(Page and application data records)

┌──

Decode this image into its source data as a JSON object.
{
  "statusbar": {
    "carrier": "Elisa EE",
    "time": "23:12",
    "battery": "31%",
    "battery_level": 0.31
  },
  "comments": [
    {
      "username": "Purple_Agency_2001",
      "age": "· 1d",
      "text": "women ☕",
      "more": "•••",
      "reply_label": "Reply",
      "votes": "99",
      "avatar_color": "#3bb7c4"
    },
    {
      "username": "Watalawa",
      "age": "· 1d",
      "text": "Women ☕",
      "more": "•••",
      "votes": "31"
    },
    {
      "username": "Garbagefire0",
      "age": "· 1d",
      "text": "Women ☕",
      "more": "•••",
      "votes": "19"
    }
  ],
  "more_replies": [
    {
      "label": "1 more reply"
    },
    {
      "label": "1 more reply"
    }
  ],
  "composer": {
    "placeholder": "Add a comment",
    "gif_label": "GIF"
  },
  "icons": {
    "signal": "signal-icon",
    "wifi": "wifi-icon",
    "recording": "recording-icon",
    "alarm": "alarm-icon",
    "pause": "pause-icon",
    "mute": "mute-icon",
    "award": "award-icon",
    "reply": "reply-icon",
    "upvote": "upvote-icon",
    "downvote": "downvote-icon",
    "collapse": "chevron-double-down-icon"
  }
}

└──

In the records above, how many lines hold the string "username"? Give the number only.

3